This year the amount of harmful algae forecast for Lake Erie is predicted to be less than last year and considerably less than the record outbreak of 2011. But it’s likely still be significant, coating some parts of the western basin in toxic green slime. Under certain conditions, even moderate blooms can produce levels of harmful toxins that threaten drinking water across the basin. Producer Karen Schaefer reports. *
SCHAEFER: The 2011 Lake Erie algae bloom was the worst ever recorded, even worse than back in the 1960’s and ‘70’s. But it turns out last year’s outbreak wasn’t much better. At a recent press conference at Put-in-Bay on Lake Erie, National Oceanic and Atmospheric Administration scientist Rick Stumpf admitted he initially under-estimated the 2013 bloom.
STUMPF: 2013 was, in fact, the second worst – about an 8.
SCHAEFER: That’s on a scale of 1-to-10. On that same scale, the 2011 bloom would be a 10. Part of the problem with last year’s forecast, Stumpf says, was that July rains were unexpectedly intense, washing heavy loads of phosphorus fertilizer, which feed the algae, from farmland along the Maumee River into in Lake Erie at Toledo. But it wasn’t just the rain. It was also the wind.
STUMPF: North winds which pushed the bloom to the Ohio coast. After that, there were stronger winds which mixed it into the water to the point where the intakes were.
SCHAEFER: The intakes Stumpf is referring to are the underwater pipes where drinking water is pulled from Lake Erie into local water systems. more than 11-million people get their drinking water from the lake. Last September, at western Lake Erie’s Carroll Township, water treatment manager Henry Biggert saw levels of algae toxins so high, he closed the plant and issued a ‘do not drink’ order for some 2-thousand residents.
HENRY BIGGERT: We made that call, somewhat out of fear, but definitely on the conservative side. We didn’t want to take that risk.
SCHAEFER: Biggert says toxins at his plant were three times higher than the World Health Organization’s recommended safety level. There are currently NO US public health standards for algae toxins in drinking water. Both the US EPA and the Centers for Disease Control say they hope to release the first national guidelines by the end of this year. According to the CDC, high levels of algae toxins are potentially deadly for people and even low levels can kill farm animals and pets. Biggert has since spent more than a quarter-million dollars in new ozone technology to kill the toxins. But he still sweats the consequences if he guesses wrong.

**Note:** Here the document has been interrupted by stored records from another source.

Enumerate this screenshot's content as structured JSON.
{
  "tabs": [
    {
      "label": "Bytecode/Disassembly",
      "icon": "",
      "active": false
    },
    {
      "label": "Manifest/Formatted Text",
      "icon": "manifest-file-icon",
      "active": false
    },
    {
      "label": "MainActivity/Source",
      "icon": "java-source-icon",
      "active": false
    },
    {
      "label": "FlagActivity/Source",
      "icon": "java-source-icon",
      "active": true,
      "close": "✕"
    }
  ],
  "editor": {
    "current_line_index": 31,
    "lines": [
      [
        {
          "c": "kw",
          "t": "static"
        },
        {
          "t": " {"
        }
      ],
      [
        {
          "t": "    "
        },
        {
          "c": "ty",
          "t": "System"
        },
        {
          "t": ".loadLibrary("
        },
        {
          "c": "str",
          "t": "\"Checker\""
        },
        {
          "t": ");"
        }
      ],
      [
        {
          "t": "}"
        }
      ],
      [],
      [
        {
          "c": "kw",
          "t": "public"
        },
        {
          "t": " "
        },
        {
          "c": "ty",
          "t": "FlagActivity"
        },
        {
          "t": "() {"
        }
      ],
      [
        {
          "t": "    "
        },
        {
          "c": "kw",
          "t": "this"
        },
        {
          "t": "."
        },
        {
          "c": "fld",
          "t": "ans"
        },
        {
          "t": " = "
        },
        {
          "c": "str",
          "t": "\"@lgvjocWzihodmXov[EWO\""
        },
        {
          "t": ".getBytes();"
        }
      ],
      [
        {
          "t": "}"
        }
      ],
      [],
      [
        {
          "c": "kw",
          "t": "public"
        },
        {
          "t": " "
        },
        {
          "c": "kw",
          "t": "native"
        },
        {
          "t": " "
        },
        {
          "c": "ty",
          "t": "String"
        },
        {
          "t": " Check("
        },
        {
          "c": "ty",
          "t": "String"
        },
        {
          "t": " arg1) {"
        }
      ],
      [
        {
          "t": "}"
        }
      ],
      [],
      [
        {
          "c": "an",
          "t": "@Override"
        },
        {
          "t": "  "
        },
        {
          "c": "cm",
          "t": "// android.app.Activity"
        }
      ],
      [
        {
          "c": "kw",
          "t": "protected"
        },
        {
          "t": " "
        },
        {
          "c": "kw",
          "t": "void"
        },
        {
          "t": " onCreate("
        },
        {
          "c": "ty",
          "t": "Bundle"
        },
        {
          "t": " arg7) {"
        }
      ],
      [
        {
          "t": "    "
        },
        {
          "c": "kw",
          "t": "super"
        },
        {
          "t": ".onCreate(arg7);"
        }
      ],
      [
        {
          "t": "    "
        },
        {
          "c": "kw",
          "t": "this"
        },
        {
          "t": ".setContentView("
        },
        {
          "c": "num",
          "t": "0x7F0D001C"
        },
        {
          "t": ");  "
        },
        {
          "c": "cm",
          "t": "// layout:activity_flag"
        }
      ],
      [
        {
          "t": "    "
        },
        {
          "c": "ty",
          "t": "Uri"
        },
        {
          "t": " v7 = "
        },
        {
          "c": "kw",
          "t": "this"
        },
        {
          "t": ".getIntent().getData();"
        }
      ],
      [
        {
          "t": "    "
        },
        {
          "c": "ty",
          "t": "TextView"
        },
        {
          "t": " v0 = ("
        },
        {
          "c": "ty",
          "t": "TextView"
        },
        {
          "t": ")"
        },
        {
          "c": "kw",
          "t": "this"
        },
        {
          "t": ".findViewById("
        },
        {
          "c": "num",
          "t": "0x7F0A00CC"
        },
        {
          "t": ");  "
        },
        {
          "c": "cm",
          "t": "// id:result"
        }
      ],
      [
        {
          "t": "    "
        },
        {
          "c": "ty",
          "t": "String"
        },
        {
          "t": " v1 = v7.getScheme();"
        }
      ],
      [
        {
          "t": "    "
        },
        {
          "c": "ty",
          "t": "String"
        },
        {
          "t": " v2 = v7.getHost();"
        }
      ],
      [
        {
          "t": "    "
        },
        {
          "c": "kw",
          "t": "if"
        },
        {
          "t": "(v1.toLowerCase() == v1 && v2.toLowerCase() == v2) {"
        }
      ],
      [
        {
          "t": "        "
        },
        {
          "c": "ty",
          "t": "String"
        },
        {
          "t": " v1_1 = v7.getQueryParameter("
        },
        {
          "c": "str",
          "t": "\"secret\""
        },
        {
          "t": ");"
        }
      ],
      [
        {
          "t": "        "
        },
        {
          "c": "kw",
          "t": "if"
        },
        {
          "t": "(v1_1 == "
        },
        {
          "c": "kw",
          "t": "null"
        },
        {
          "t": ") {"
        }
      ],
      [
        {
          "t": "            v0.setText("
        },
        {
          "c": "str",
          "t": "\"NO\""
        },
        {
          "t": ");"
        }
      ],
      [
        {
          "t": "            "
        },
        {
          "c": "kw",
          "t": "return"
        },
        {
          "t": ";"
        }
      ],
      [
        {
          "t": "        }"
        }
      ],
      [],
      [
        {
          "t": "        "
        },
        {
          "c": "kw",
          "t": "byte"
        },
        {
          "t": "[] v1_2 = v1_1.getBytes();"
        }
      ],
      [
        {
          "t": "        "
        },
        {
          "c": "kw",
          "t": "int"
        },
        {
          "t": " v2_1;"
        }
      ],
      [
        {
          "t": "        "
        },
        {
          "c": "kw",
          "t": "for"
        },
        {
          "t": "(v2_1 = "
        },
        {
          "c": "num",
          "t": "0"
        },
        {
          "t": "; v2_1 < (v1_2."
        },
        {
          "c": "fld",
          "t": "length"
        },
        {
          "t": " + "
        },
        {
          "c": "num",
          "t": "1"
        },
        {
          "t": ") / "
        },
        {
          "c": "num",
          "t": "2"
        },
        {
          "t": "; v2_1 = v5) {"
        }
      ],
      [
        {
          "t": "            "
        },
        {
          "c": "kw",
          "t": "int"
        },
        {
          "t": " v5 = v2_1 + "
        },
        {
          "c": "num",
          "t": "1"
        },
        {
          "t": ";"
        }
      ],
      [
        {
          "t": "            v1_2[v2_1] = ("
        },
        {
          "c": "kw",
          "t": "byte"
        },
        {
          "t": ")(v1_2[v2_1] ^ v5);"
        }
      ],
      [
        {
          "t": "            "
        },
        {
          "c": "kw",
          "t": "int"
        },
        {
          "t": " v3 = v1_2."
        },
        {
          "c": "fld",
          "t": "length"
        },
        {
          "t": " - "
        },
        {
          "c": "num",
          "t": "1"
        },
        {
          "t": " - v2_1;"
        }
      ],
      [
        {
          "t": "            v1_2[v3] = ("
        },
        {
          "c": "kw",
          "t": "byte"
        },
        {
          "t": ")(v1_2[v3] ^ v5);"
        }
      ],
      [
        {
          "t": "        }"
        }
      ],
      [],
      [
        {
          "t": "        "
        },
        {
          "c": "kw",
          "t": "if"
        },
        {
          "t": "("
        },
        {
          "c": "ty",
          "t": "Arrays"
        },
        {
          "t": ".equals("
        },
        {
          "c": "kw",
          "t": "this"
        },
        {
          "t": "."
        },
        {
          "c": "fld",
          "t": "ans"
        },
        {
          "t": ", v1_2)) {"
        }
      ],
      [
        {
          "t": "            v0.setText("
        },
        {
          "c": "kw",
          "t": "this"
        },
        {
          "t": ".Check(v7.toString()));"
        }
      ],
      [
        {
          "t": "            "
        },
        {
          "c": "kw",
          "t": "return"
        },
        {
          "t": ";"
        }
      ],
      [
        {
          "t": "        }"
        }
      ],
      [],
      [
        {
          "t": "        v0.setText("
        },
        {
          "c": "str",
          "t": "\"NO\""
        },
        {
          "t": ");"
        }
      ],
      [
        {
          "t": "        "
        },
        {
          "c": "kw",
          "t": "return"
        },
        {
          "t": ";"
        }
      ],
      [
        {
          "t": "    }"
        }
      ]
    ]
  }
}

BIGGERT: Even with our new equipment, you just say never say never with this stuff. There aren’t recall options. You can’t send water out and then, you know, wait a minute, you know, that was a bad batch and call that back.
SCHAEFER: Does any of this keep you up at night?
SCHAEFER: Biggert says he gets free testing from the nearby city of Oregon several times a week during heavy blooms. But in Toledo, the assessment and treatment costs are high. City of Toledo water treatment manager Andrew McClure says he spends about 3-thousand dollars a day for extra chemical treatment when algae blooms are intense – an annual additional cost of over a million-dollars. And all along the lake, more cities are now looking closely at what they need to do to keep algae toxins out of drinking water
NOAA’s Rick Stumpf says that makes NOAA’s weekly algae updates even more important.
STUMPF: We monitor where the blooms are, what the winds are doing, and what the winds are forecast to do. So we will be using the bulletin and the modeling we do in that in order to address any possible concentration of bloom on the Ohio coast.
SCHAEFER: At the end of June, President Obama signed a re-authorization of the federal law aimed at reducing harmful algae blooms. The legislation includes 82-Million dollars to bolster efforts by NOAA and the US EPA to study and monitor toxic algae, for the first time including freshwater systems like the Great Lakes.
* Support for Karen Schaefer’s “Year of the Lake “ series is provided by the Ohio Sea Grant College Program at Ohio State University.